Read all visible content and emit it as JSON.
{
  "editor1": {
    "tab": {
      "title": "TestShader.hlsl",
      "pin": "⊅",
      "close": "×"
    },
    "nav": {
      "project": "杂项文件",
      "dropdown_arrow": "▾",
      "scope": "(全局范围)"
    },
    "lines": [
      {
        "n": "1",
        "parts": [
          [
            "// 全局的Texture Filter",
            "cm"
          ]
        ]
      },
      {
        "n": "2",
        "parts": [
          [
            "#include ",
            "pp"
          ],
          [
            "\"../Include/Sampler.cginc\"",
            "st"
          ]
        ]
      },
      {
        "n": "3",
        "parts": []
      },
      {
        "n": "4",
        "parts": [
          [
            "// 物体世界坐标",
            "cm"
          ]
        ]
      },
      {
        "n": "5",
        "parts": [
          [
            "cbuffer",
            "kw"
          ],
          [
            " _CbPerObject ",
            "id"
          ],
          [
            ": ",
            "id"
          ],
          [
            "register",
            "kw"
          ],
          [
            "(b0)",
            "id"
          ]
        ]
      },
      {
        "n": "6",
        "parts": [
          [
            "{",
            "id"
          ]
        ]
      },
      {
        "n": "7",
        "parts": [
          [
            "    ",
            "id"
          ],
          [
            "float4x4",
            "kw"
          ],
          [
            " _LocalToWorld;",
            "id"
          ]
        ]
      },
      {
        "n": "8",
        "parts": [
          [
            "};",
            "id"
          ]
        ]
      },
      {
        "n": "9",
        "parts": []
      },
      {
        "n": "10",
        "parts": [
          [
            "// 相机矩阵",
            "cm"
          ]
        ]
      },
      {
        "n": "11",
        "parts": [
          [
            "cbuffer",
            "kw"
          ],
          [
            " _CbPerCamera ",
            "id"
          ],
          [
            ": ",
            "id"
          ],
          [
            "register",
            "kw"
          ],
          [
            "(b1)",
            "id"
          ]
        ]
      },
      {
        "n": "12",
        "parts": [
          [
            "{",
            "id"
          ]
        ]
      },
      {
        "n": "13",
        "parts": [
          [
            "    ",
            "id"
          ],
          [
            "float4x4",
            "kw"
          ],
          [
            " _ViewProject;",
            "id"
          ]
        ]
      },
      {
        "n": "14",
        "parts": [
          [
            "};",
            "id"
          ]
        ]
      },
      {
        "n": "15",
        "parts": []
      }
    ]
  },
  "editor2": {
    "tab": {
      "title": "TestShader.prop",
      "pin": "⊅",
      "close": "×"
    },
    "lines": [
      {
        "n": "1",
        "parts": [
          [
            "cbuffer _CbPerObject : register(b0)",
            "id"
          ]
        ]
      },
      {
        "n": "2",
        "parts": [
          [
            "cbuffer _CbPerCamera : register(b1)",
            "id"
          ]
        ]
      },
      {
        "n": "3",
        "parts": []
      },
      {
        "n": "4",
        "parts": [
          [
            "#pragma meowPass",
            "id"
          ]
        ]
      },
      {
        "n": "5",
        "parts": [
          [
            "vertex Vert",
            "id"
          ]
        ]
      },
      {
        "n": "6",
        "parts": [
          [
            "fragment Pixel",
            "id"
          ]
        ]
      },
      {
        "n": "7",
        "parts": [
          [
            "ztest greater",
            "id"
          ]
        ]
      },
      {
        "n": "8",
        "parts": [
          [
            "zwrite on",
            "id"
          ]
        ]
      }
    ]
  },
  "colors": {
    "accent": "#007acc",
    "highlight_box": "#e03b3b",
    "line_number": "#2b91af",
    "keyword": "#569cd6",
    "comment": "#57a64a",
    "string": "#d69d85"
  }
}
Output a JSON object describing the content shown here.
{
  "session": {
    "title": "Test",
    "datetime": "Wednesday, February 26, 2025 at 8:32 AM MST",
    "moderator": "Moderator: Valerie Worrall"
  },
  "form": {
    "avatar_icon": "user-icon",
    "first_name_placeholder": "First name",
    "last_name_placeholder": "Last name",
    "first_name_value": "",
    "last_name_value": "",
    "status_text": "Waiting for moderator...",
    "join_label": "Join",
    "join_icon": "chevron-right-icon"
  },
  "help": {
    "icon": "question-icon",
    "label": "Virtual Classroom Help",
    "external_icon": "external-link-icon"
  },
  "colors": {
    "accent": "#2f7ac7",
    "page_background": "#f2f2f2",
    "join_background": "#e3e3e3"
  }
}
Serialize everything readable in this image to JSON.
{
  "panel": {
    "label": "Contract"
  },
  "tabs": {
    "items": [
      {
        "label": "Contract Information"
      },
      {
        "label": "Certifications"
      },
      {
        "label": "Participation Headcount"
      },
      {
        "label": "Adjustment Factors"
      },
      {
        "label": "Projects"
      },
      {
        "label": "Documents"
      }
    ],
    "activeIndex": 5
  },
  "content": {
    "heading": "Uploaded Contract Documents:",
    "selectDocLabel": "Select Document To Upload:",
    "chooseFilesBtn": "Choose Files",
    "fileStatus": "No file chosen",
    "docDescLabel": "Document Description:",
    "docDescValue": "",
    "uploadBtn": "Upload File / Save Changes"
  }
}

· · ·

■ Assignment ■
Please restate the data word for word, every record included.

■ Solution for this task ■
Read all visible content and emit it as JSON.
{
  "editor1": {
    "tab": {
      "title": "TestShader.hlsl",
      "pin": "⊅",
      "close": "×"
    },
    "nav": {
      "project": "杂项文件",
      "dropdown_arrow": "▾",
      "scope": "(全局范围)"
    },
    "lines": [
      {
        "n": "1",
        "parts": [
          [
            "// 全局的Texture Filter",
            "cm"
          ]
        ]
      },
      {
        "n": "2",
        "parts": [
          [
            "#include ",
            "pp"
          ],
          [
            "\"../Include/Sampler.cginc\"",
            "st"
          ]
        ]
      },
      {
        "n": "3",
        "parts": []
      },
      {
        "n": "4",
        "parts": [
          [
            "// 物体世界坐标",
            "cm"
          ]
        ]
      },
      {
        "n": "5",
        "parts": [
          [
            "cbuffer",
            "kw"
          ],
          [
            " _CbPerObject ",
            "id"
          ],
          [
            ": ",
            "id"
          ],
          [
            "register",
            "kw"
          ],
          [
            "(b0)",
            "id"
          ]
        ]
      },
      {
        "n": "6",
        "parts": [
          [
            "{",
            "id"
          ]
        ]
      },
      {
        "n": "7",
        "parts": [
          [
            "    ",
            "id"
          ],
          [
            "float4x4",
            "kw"
          ],
          [
            " _LocalToWorld;",
            "id"
          ]
        ]
      },
      {
        "n": "8",
        "parts": [
          [
            "};",
            "id"
          ]
        ]
      },
      {
        "n": "9",
        "parts": []
      },
      {
        "n": "10",
        "parts": [
          [
            "// 相机矩阵",
            "cm"
          ]
        ]
      },
      {
        "n": "11",
        "parts": [
          [
            "cbuffer",
            "kw"
          ],
          [
            " _CbPerCamera ",
            "id"
          ],
          [
            ": ",
            "id"
          ],
          [
            "register",
            "kw"
          ],
          [
            "(b1)",
            "id"
          ]
        ]
      },
      {
        "n": "12",
        "parts": [
          [
            "{",
            "id"
          ]
        ]
      },
      {
        "n": "13",
        "parts": [
          [
            "    ",
            "id"
          ],
          [
            "float4x4",
            "kw"
          ],
          [
            " _ViewProject;",
            "id"
          ]
        ]
      },
      {
        "n": "14",
        "parts": [
          [
            "};",
            "id"
          ]
        ]
      },
      {
        "n": "15",
        "parts": []
      }
    ]
  },
  "editor2": {
    "tab": {
      "title": "TestShader.prop",
      "pin": "⊅",
      "close": "×"
    },
    "lines": [
      {
        "n": "1",
        "parts": [
          [
            "cbuffer _CbPerObject : register(b0)",
            "id"
          ]
        ]
      },
      {
        "n": "2",
        "parts": [
          [
            "cbuffer _CbPerCamera : register(b1)",
            "id"
          ]
        ]
      },
      {
        "n": "3",
        "parts": []
      },
      {
        "n": "4",
        "parts": [
          [
            "#pragma meowPass",
            "id"
          ]
        ]
      },
      {
        "n": "5",
        "parts": [
          [
            "vertex Vert",
            "id"
          ]
        ]
      },
      {
        "n": "6",
        "parts": [
          [
            "fragment Pixel",
            "id"
          ]
        ]
      },
      {
        "n": "7",
        "parts": [
          [
            "ztest greater",
            "id"
          ]
        ]
      },
      {
        "n": "8",
        "parts": [
          [
            "zwrite on",
            "id"
          ]
        ]
      }
    ]
  },
  "colors": {
    "accent": "#007acc",
    "highlight_box": "#e03b3b",
    "line_number": "#2b91af",
    "keyword": "#569cd6",
    "comment": "#57a64a",
    "string": "#d69d85"
  }
}
Output a JSON object describing the content shown here.
{
  "session": {
    "title": "Test",
    "datetime": "Wednesday, February 26, 2025 at 8:32 AM MST",
    "moderator": "Moderator: Valerie Worrall"
  },
  "form": {
    "avatar_icon": "user-icon",
    "first_name_placeholder": "First name",
    "last_name_placeholder": "Last name",
    "first_name_value": "",
    "last_name_value": "",
    "status_text": "Waiting for moderator...",
    "join_label": "Join",
    "join_icon": "chevron-right-icon"
  },
  "help": {
    "icon": "question-icon",
    "label": "Virtual Classroom Help",
    "external_icon": "external-link-icon"
  },
  "colors": {
    "accent": "#2f7ac7",
    "page_background": "#f2f2f2",
    "join_background": "#e3e3e3"
  }
}
Serialize everything readable in this image to JSON.
{
  "panel": {
    "label": "Contract"
  },
  "tabs": {
    "items": [
      {
        "label": "Contract Information"
      },
      {
        "label": "Certifications"
      },
      {
        "label": "Participation Headcount"
      },
      {
        "label": "Adjustment Factors"
      },
      {
        "label": "Projects"
      },
      {
        "label": "Documents"
      }
    ],
    "activeIndex": 5
  },
  "content": {
    "heading": "Uploaded Contract Documents:",
    "selectDocLabel": "Select Document To Upload:",
    "chooseFilesBtn": "Choose Files",
    "fileStatus": "No file chosen",
    "docDescLabel": "Document Description:",
    "docDescValue": "",
    "uploadBtn": "Upload File / Save Changes"
  }
}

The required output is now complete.